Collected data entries
+++

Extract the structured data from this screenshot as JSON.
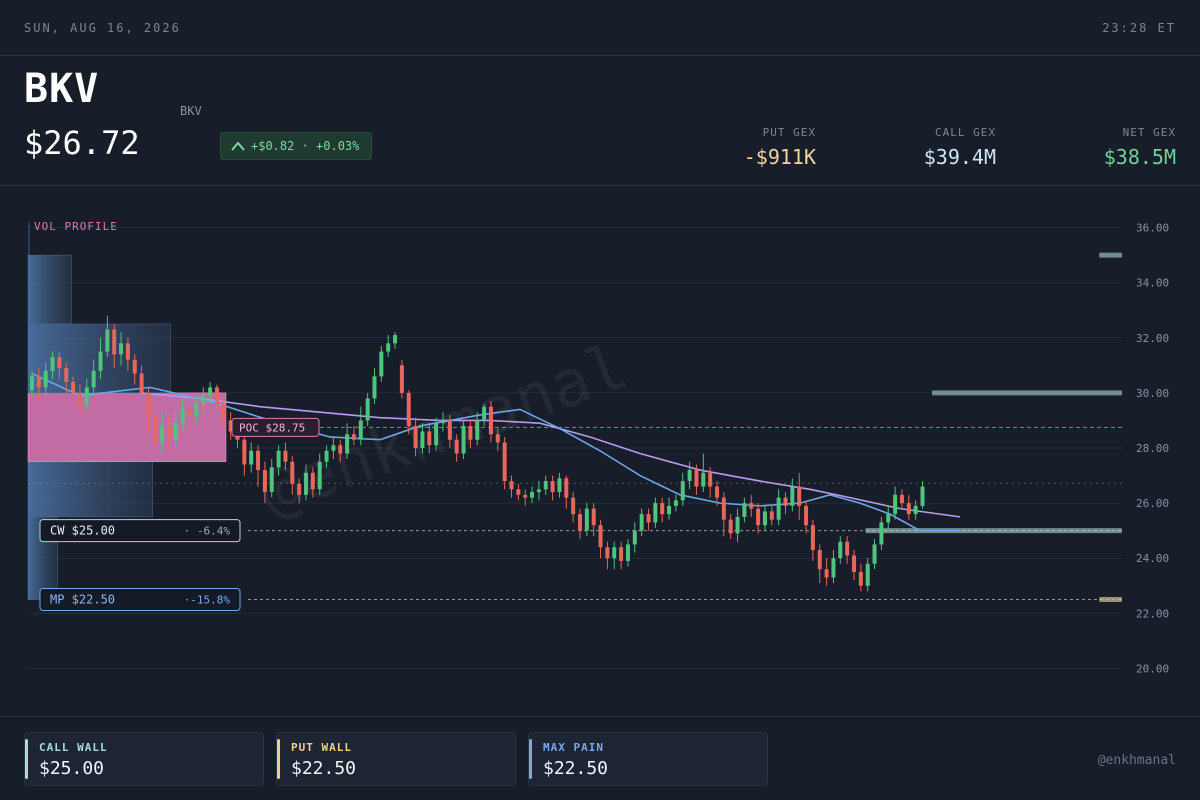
{
  "topbar": {
    "date": "SUN, AUG 16, 2026",
    "time": "23:28 ET"
  },
  "header": {
    "ticker": "BKV",
    "company": "BKV",
    "price": "$26.72",
    "change": "+$0.82 · +0.03%",
    "gex": [
      {
        "label": "PUT GEX",
        "value": "-$911K"
      },
      {
        "label": "CALL GEX",
        "value": "$39.4M"
      },
      {
        "label": "NET GEX",
        "value": "$38.5M"
      }
    ]
  },
  "footer": {
    "cards": [
      {
        "label": "CALL WALL",
        "value": "$25.00"
      },
      {
        "label": "PUT WALL",
        "value": "$22.50"
      },
      {
        "label": "MAX PAIN",
        "value": "$22.50"
      }
    ],
    "handle": "@enkhmanal"
  },
  "colors": {
    "up": "#4fc47f",
    "down": "#e8675c",
    "poc": "#e07ab8",
    "ma_fast": "#6aa7e8",
    "ma_slow": "#b89af0",
    "profile": "#4a6d9b"
  },
  "chart_data": {
    "type": "candlestick",
    "ylim": [
      19,
      37
    ],
    "y_ticks": [
      "20.00",
      "22.00",
      "24.00",
      "26.00",
      "28.00",
      "30.00",
      "32.00",
      "34.00",
      "36.00"
    ],
    "profile_label": "VOL PROFILE",
    "watermark": "@enkhmanal",
    "levels": [
      {
        "name": "poc",
        "label": "POC $28.75",
        "value": 28.75,
        "pct": ""
      },
      {
        "name": "cw",
        "label": "CW $25.00",
        "value": 25.0,
        "pct": "· -6.4%"
      },
      {
        "name": "mp",
        "label": "MP $22.50",
        "value": 22.5,
        "pct": "·-15.8%"
      }
    ],
    "last_price": 26.72,
    "volume_profile": [
      {
        "lo": 22.5,
        "hi": 25.5,
        "weight": 0.15
      },
      {
        "lo": 25.5,
        "hi": 27.5,
        "weight": 0.63
      },
      {
        "lo": 27.5,
        "hi": 30.0,
        "weight": 1.0
      },
      {
        "lo": 30.0,
        "hi": 32.5,
        "weight": 0.72
      },
      {
        "lo": 32.5,
        "hi": 35.0,
        "weight": 0.22
      }
    ],
    "gex_bars": [
      {
        "strike": 35.0,
        "magnitude": 0.12,
        "side": "call"
      },
      {
        "strike": 30.0,
        "magnitude": 1.0,
        "side": "call"
      },
      {
        "strike": 25.0,
        "magnitude": 1.35,
        "side": "call"
      },
      {
        "strike": 22.5,
        "magnitude": 0.12,
        "side": "put"
      }
    ],
    "candles": [
      [
        30.1,
        30.6,
        29.8,
        30.8
      ],
      [
        30.6,
        30.2,
        29.6,
        30.9
      ],
      [
        30.2,
        30.8,
        29.9,
        31.1
      ],
      [
        30.8,
        31.3,
        30.5,
        31.5
      ],
      [
        31.3,
        30.9,
        30.5,
        31.5
      ],
      [
        30.9,
        30.4,
        30.0,
        31.1
      ],
      [
        30.4,
        30.0,
        29.6,
        30.6
      ],
      [
        30.0,
        29.6,
        29.2,
        30.3
      ],
      [
        29.6,
        30.2,
        29.4,
        30.5
      ],
      [
        30.2,
        30.8,
        29.9,
        31.2
      ],
      [
        30.8,
        31.5,
        30.5,
        32.0
      ],
      [
        31.5,
        32.3,
        31.3,
        32.8
      ],
      [
        32.3,
        31.4,
        30.9,
        32.5
      ],
      [
        31.4,
        31.8,
        31.0,
        32.2
      ],
      [
        31.8,
        31.2,
        30.8,
        32.0
      ],
      [
        31.2,
        30.7,
        30.3,
        31.4
      ],
      [
        30.7,
        30.0,
        29.5,
        31.0
      ],
      [
        30.0,
        29.2,
        28.6,
        30.2
      ],
      [
        29.2,
        28.2,
        27.8,
        29.4
      ],
      [
        28.2,
        28.8,
        27.8,
        29.3
      ],
      [
        28.8,
        28.3,
        27.9,
        29.2
      ],
      [
        28.3,
        28.9,
        28.0,
        29.4
      ],
      [
        28.9,
        29.4,
        28.6,
        29.8
      ],
      [
        29.4,
        29.2,
        28.8,
        29.7
      ],
      [
        29.2,
        29.6,
        28.9,
        29.9
      ],
      [
        29.6,
        29.9,
        29.3,
        30.2
      ],
      [
        29.9,
        30.2,
        29.6,
        30.4
      ],
      [
        30.2,
        29.6,
        29.3,
        30.3
      ],
      [
        29.6,
        29.0,
        28.7,
        29.8
      ],
      [
        29.0,
        28.6,
        28.3,
        29.3
      ],
      [
        28.6,
        28.3,
        28.0,
        28.9
      ],
      [
        28.3,
        27.4,
        27.0,
        28.6
      ],
      [
        27.4,
        27.9,
        27.1,
        28.2
      ],
      [
        27.9,
        27.2,
        26.6,
        28.1
      ],
      [
        27.2,
        26.4,
        26.0,
        27.5
      ],
      [
        26.4,
        27.3,
        26.2,
        27.6
      ],
      [
        27.3,
        27.9,
        27.0,
        28.1
      ],
      [
        27.9,
        27.5,
        27.2,
        28.2
      ],
      [
        27.5,
        26.7,
        26.3,
        27.7
      ],
      [
        26.7,
        26.3,
        26.0,
        26.9
      ],
      [
        26.3,
        27.1,
        26.1,
        27.4
      ],
      [
        27.1,
        26.5,
        26.2,
        27.3
      ],
      [
        26.5,
        27.5,
        26.3,
        27.8
      ],
      [
        27.5,
        27.9,
        27.3,
        28.1
      ],
      [
        27.9,
        28.1,
        27.6,
        28.4
      ],
      [
        28.1,
        27.8,
        27.5,
        28.3
      ],
      [
        27.8,
        28.5,
        27.6,
        28.9
      ],
      [
        28.5,
        28.3,
        28.1,
        28.8
      ],
      [
        28.3,
        29.0,
        28.1,
        29.5
      ],
      [
        29.0,
        29.8,
        28.8,
        30.0
      ],
      [
        29.8,
        30.6,
        29.6,
        30.9
      ],
      [
        30.6,
        31.5,
        30.4,
        31.7
      ],
      [
        31.5,
        31.8,
        31.3,
        32.1
      ],
      [
        31.8,
        32.1,
        31.6,
        32.2
      ],
      [
        31.0,
        30.0,
        29.8,
        31.2
      ],
      [
        30.0,
        28.8,
        28.5,
        30.1
      ],
      [
        28.8,
        28.0,
        27.7,
        29.1
      ],
      [
        28.0,
        28.6,
        27.8,
        28.9
      ],
      [
        28.6,
        28.1,
        27.8,
        28.9
      ],
      [
        28.1,
        28.9,
        27.9,
        29.1
      ],
      [
        28.9,
        29.0,
        28.6,
        29.3
      ],
      [
        29.0,
        28.3,
        28.0,
        29.2
      ],
      [
        28.3,
        27.8,
        27.5,
        28.5
      ],
      [
        27.8,
        28.8,
        27.6,
        29.0
      ],
      [
        28.8,
        28.3,
        28.0,
        29.0
      ],
      [
        28.3,
        29.0,
        28.1,
        29.3
      ],
      [
        29.0,
        29.5,
        28.8,
        29.6
      ],
      [
        29.5,
        28.5,
        28.2,
        29.7
      ],
      [
        28.5,
        28.2,
        27.9,
        28.7
      ],
      [
        28.2,
        26.8,
        26.5,
        28.4
      ],
      [
        26.8,
        26.5,
        26.2,
        27.0
      ],
      [
        26.5,
        26.3,
        26.1,
        26.7
      ],
      [
        26.3,
        26.2,
        25.9,
        26.5
      ],
      [
        26.2,
        26.4,
        26.0,
        26.6
      ],
      [
        26.4,
        26.5,
        26.1,
        26.8
      ],
      [
        26.5,
        26.8,
        26.3,
        27.0
      ],
      [
        26.8,
        26.4,
        26.1,
        27.0
      ],
      [
        26.4,
        26.9,
        26.2,
        27.1
      ],
      [
        26.9,
        26.2,
        25.8,
        27.0
      ],
      [
        26.2,
        25.6,
        25.3,
        26.4
      ],
      [
        25.6,
        25.0,
        24.7,
        25.8
      ],
      [
        25.0,
        25.8,
        24.8,
        26.0
      ],
      [
        25.8,
        25.2,
        24.8,
        26.0
      ],
      [
        25.2,
        24.4,
        24.0,
        25.4
      ],
      [
        24.4,
        24.0,
        23.6,
        24.6
      ],
      [
        24.0,
        24.4,
        23.6,
        24.6
      ],
      [
        24.4,
        23.9,
        23.6,
        24.6
      ],
      [
        23.9,
        24.5,
        23.7,
        24.7
      ],
      [
        24.5,
        25.0,
        24.2,
        25.3
      ],
      [
        25.0,
        25.6,
        24.8,
        25.8
      ],
      [
        25.6,
        25.3,
        25.0,
        25.8
      ],
      [
        25.3,
        26.0,
        25.1,
        26.2
      ],
      [
        26.0,
        25.6,
        25.3,
        26.2
      ],
      [
        25.6,
        25.9,
        25.4,
        26.2
      ],
      [
        25.9,
        26.1,
        25.7,
        26.3
      ],
      [
        26.1,
        26.8,
        25.9,
        27.1
      ],
      [
        26.8,
        27.2,
        26.5,
        27.5
      ],
      [
        27.2,
        26.6,
        26.3,
        27.4
      ],
      [
        26.6,
        27.1,
        26.4,
        27.8
      ],
      [
        27.1,
        26.6,
        26.2,
        27.3
      ],
      [
        26.6,
        26.2,
        25.9,
        26.8
      ],
      [
        26.2,
        25.4,
        24.8,
        26.4
      ],
      [
        25.4,
        24.9,
        24.7,
        25.6
      ],
      [
        24.9,
        25.5,
        24.6,
        25.8
      ],
      [
        25.5,
        26.0,
        25.3,
        26.2
      ],
      [
        26.0,
        25.8,
        25.5,
        26.3
      ],
      [
        25.8,
        25.2,
        24.9,
        26.0
      ],
      [
        25.2,
        25.7,
        25.0,
        25.9
      ],
      [
        25.7,
        25.4,
        25.2,
        25.9
      ],
      [
        25.4,
        26.2,
        25.2,
        26.5
      ],
      [
        26.2,
        25.9,
        25.6,
        26.4
      ],
      [
        25.9,
        26.6,
        25.7,
        26.9
      ],
      [
        26.6,
        25.9,
        25.4,
        27.1
      ],
      [
        25.9,
        25.2,
        24.9,
        26.1
      ],
      [
        25.2,
        24.3,
        23.9,
        25.4
      ],
      [
        24.3,
        23.6,
        23.1,
        24.5
      ],
      [
        23.6,
        23.3,
        23.0,
        24.0
      ],
      [
        23.3,
        24.0,
        23.1,
        24.3
      ],
      [
        24.0,
        24.6,
        23.8,
        24.8
      ],
      [
        24.6,
        24.1,
        23.8,
        24.8
      ],
      [
        24.1,
        23.5,
        23.2,
        24.3
      ],
      [
        23.5,
        23.0,
        22.8,
        23.8
      ],
      [
        23.0,
        23.8,
        22.8,
        24.0
      ],
      [
        23.8,
        24.5,
        23.6,
        24.7
      ],
      [
        24.5,
        25.3,
        24.3,
        25.5
      ],
      [
        25.3,
        25.6,
        25.0,
        25.9
      ],
      [
        25.6,
        26.3,
        25.4,
        26.6
      ],
      [
        26.3,
        26.0,
        25.8,
        26.5
      ],
      [
        26.0,
        25.6,
        25.4,
        26.3
      ],
      [
        25.6,
        25.9,
        25.4,
        26.1
      ],
      [
        25.9,
        26.6,
        25.8,
        26.8
      ]
    ],
    "ma_fast": [
      [
        32,
        30.7
      ],
      [
        80,
        29.9
      ],
      [
        150,
        30.2
      ],
      [
        210,
        29.7
      ],
      [
        270,
        29.0
      ],
      [
        330,
        28.4
      ],
      [
        380,
        28.3
      ],
      [
        420,
        28.8
      ],
      [
        480,
        29.2
      ],
      [
        520,
        29.4
      ],
      [
        560,
        28.7
      ],
      [
        600,
        27.9
      ],
      [
        640,
        27.0
      ],
      [
        680,
        26.3
      ],
      [
        720,
        26.0
      ],
      [
        760,
        25.9
      ],
      [
        800,
        26.0
      ],
      [
        830,
        26.3
      ],
      [
        860,
        26.0
      ],
      [
        890,
        25.6
      ],
      [
        920,
        25.0
      ],
      [
        960,
        25.0
      ]
    ],
    "ma_slow": [
      [
        140,
        30.0
      ],
      [
        200,
        29.8
      ],
      [
        260,
        29.5
      ],
      [
        320,
        29.3
      ],
      [
        380,
        29.1
      ],
      [
        440,
        29.0
      ],
      [
        490,
        29.0
      ],
      [
        540,
        28.9
      ],
      [
        590,
        28.4
      ],
      [
        640,
        27.8
      ],
      [
        700,
        27.2
      ],
      [
        760,
        26.8
      ],
      [
        810,
        26.5
      ],
      [
        850,
        26.2
      ],
      [
        900,
        25.8
      ],
      [
        940,
        25.6
      ],
      [
        960,
        25.5
      ]
    ]
  }
}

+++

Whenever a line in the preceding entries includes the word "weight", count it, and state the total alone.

5